What is needed —
Each record is to be duplicated exactly, with nothing added.

BEGIN

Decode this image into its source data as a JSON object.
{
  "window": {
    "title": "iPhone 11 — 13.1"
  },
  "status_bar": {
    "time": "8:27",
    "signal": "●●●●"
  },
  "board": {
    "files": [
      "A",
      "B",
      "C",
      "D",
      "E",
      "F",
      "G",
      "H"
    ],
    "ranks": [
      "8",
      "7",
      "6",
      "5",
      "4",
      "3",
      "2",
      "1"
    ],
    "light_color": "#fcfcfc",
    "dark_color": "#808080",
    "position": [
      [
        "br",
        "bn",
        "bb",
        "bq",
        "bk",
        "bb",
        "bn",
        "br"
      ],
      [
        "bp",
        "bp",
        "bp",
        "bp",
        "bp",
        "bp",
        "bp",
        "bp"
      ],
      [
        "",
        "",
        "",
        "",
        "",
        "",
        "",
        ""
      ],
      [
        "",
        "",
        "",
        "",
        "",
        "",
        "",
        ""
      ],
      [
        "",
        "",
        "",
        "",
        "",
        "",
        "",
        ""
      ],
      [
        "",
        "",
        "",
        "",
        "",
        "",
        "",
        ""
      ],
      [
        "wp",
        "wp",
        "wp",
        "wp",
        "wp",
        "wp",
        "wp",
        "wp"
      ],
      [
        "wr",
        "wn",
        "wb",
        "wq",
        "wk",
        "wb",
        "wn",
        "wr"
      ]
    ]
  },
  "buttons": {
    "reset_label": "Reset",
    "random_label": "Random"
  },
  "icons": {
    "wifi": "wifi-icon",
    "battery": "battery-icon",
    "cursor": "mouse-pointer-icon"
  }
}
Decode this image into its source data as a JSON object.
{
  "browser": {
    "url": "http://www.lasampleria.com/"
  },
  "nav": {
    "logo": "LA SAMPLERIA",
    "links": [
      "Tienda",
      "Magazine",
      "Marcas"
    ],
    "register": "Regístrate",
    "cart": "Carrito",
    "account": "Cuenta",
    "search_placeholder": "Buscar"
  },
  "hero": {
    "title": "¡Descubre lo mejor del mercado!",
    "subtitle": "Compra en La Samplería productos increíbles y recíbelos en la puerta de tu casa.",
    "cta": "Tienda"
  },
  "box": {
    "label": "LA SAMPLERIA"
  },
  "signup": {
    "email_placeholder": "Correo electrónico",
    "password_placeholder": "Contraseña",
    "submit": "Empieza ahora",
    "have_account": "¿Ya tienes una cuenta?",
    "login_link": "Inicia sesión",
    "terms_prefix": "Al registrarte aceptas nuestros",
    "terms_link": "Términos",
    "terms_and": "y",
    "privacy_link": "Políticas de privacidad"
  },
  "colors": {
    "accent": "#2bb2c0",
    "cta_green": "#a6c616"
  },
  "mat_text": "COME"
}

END

Answer space —
Decode this image into its source data as a JSON object.
{
  "window": {
    "title": "iPhone 11 — 13.1"
  },
  "status_bar": {
    "time": "8:27",
    "signal": "●●●●"
  },
  "board": {
    "files": [
      "A",
      "B",
      "C",
      "D",
      "E",
      "F",
      "G",
      "H"
    ],
    "ranks": [
      "8",
      "7",
      "6",
      "5",
      "4",
      "3",
      "2",
      "1"
    ],
    "light_color": "#fcfcfc",
    "dark_color": "#808080",
    "position": [
      [
        "br",
        "bn",
        "bb",
        "bq",
        "bk",
        "bb",
        "bn",
        "br"
      ],
      [
        "bp",
        "bp",
        "bp",
        "bp",
        "bp",
        "bp",
        "bp",
        "bp"
      ],
      [
        "",
        "",
        "",
        "",
        "",
        "",
        "",
        ""
      ],
      [
        "",
        "",
        "",
        "",
        "",
        "",
        "",
        ""
      ],
      [
        "",
        "",
        "",
        "",
        "",
        "",
        "",
        ""
      ],
      [
        "",
        "",
        "",
        "",
        "",
        "",
        "",
        ""
      ],
      [
        "wp",
        "wp",
        "wp",
        "wp",
        "wp",
        "wp",
        "wp",
        "wp"
      ],
      [
        "wr",
        "wn",
        "wb",
        "wq",
        "wk",
        "wb",
        "wn",
        "wr"
      ]
    ]
  },
  "buttons": {
    "reset_label": "Reset",
    "random_label": "Random"
  },
  "icons": {
    "wifi": "wifi-icon",
    "battery": "battery-icon",
    "cursor": "mouse-pointer-icon"
  }
}
Decode this image into its source data as a JSON object.
{
  "browser": {
    "url": "http://www.lasampleria.com/"
  },
  "nav": {
    "logo": "LA SAMPLERIA",
    "links": [
      "Tienda",
      "Magazine",
      "Marcas"
    ],
    "register": "Regístrate",
    "cart": "Carrito",
    "account": "Cuenta",
    "search_placeholder": "Buscar"
  },
  "hero": {
    "title": "¡Descubre lo mejor del mercado!",
    "subtitle": "Compra en La Samplería productos increíbles y recíbelos en la puerta de tu casa.",
    "cta": "Tienda"
  },
  "box": {
    "label": "LA SAMPLERIA"
  },
  "signup": {
    "email_placeholder": "Correo electrónico",
    "password_placeholder": "Contraseña",
    "submit": "Empieza ahora",
    "have_account": "¿Ya tienes una cuenta?",
    "login_link": "Inicia sesión",
    "terms_prefix": "Al registrarte aceptas nuestros",
    "terms_link": "Términos",
    "terms_and": "y",
    "privacy_link": "Políticas de privacidad"
  },
  "colors": {
    "accent": "#2bb2c0",
    "cta_green": "#a6c616"
  },
  "mat_text": "COME"
}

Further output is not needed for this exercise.